Thomas Gordon, 84; Conflict Resolution Trainer


Thomas Gordon, a clinical psychologist who developed a system to train parents, teachers and businessmen in no-lose conflict resolution to improve relationships in families, schools and the workplace, has died. He was 84.

Gordon, founder of Gordon Training International, which has tutored more than 1 million people in 40 nations, died Monday in the San Diego County town of Solana Beach from prostate cancer.

Once a president of the California Psychological Assn., Gordon developed his technique in the 1950s while working as a management consultant with Edward Glaser & Associates in Pasadena.

When he moved into private practice amid the anti-establishment hippie and drug culture of the 1960s, he began teaching paying couples--beginning with a class for 14 parents in a Pasadena cafeteria--to use his methods to deal with their rebellious teenagers.


Eschewing both authoritative and permissive approaches to parenting, Gordon advised moms and dads to practice nonjudgmental “active listening” and express their own needs in statements beginning with “I” rather than an accusative “you.” Finally, he said, the parent should encourage the child to propose a solution to compare with the parent’s solution, and then they should arrive at a “no-lose” compromise satisfactory to both.

In 1970, Gordon described his plan in the book “Parent Effectiveness Training: The No-Lose Way to Raise Responsible Children.”

“If parents could learn only one thing from this book,” he wrote halfway through the text, “I wish it were this: Each and every time they force a child to do something by using their power or authority, they deny that child a chance to learn self-discipline and self-responsibility.”

A Times reviewer praised Gordon’s effort as “very readable” and added: “This is an exciting book revealing new techniques and offering testimony that this is a workable philosophy in modern homes.”


In a 1976 follow-up volume, “P.E.T. in Action,” Gordon wrote about parents’ experience with his techniques, but it was the original how-to book that remained most popular.

“Many parents confuse ‘listening’ and ‘talking,’ ” Gordon told a Times columnist in 1979. “In fact, when children are upset or troubled, most parents don’t listen at all.
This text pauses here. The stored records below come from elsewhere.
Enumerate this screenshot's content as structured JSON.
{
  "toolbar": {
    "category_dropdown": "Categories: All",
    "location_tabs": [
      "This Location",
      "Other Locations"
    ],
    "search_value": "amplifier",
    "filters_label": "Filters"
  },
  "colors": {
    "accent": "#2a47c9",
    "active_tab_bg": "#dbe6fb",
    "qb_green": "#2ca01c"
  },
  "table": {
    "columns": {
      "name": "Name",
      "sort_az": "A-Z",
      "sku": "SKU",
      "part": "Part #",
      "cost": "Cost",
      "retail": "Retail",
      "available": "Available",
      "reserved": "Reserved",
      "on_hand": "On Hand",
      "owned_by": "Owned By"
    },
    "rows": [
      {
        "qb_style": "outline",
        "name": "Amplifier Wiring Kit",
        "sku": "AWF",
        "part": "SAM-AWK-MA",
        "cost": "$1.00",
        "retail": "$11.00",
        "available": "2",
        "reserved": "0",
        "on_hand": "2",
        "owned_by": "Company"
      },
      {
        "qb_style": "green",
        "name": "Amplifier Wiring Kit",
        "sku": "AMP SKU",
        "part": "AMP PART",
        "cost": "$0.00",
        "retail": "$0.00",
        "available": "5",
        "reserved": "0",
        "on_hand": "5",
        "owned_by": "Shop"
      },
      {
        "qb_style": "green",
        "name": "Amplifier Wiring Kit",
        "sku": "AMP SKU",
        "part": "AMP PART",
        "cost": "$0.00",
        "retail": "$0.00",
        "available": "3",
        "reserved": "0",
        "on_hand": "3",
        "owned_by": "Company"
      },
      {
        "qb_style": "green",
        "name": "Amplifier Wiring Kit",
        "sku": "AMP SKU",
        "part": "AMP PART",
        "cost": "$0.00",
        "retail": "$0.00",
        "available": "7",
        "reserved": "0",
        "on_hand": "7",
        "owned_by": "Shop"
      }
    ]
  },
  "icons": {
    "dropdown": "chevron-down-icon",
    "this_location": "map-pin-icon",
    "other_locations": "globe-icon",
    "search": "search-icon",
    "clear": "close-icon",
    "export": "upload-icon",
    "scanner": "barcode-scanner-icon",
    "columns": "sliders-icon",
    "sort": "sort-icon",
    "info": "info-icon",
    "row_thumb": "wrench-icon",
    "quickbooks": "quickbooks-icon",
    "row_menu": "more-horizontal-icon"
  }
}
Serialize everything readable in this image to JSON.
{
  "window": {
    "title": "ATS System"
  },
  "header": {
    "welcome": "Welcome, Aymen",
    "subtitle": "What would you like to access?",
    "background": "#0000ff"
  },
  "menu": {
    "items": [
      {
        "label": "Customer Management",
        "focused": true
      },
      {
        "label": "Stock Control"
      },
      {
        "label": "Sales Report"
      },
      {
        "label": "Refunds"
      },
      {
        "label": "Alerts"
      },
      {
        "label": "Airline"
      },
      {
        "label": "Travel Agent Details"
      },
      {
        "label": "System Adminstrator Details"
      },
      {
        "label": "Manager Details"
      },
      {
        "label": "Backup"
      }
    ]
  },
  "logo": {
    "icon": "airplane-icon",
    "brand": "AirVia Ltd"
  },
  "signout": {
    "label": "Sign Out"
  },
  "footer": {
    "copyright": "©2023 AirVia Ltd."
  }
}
They moralize and preach, criticize and give advice.”

The original book, revised in 2000, has sold more than 5 million copies in 33 languages, according to Gordon Training International spokesmen in Solana Beach.

Applying the model to schools and business, Gordon also wrote the books “Teacher Effectiveness Training” and “Leader Effectiveness Training.”

For more than three decades, he trained thousands of people to teach his conflict-resolution, relationship-building skills in eight-week courses that spread from Pasadena around the world.

His work led to his nomination for the Nobel Peace Prize in 1997, 1998 and 1999. The California Psychological Assn. and the American Psychological Foundation gave him lifetime achievement awards.

Born in Paris, Ill., on March 11, 1918, Gordon earned his bachelor’s degree at DePauw University in Greencastle, Ind., and his master’s at Ohio State University. After service in the Army Air Forces during World War II, he earned a doctorate from the University of Chicago and taught there for five years.

Gordon is survived by his wife, Linda Adams, who will continue his company’s work as president; two daughters, Michelle Adams of Carlsbad and Judy Verret of Birch Bay, Wash.; two granddaughters; and one great-granddaughter.


A celebration of Gordon’s life is being planned for Saturday. The family said he requested that, instead of flowers, memorial donations be made to his favorite charities, Prevent Child Abuse America, 200 S. Michigan Ave. 17th Floor, Chicago, IL 60604-2404, or the Carter Center, Office of Development, 1 Copenhill, Atlanta, GA 30307.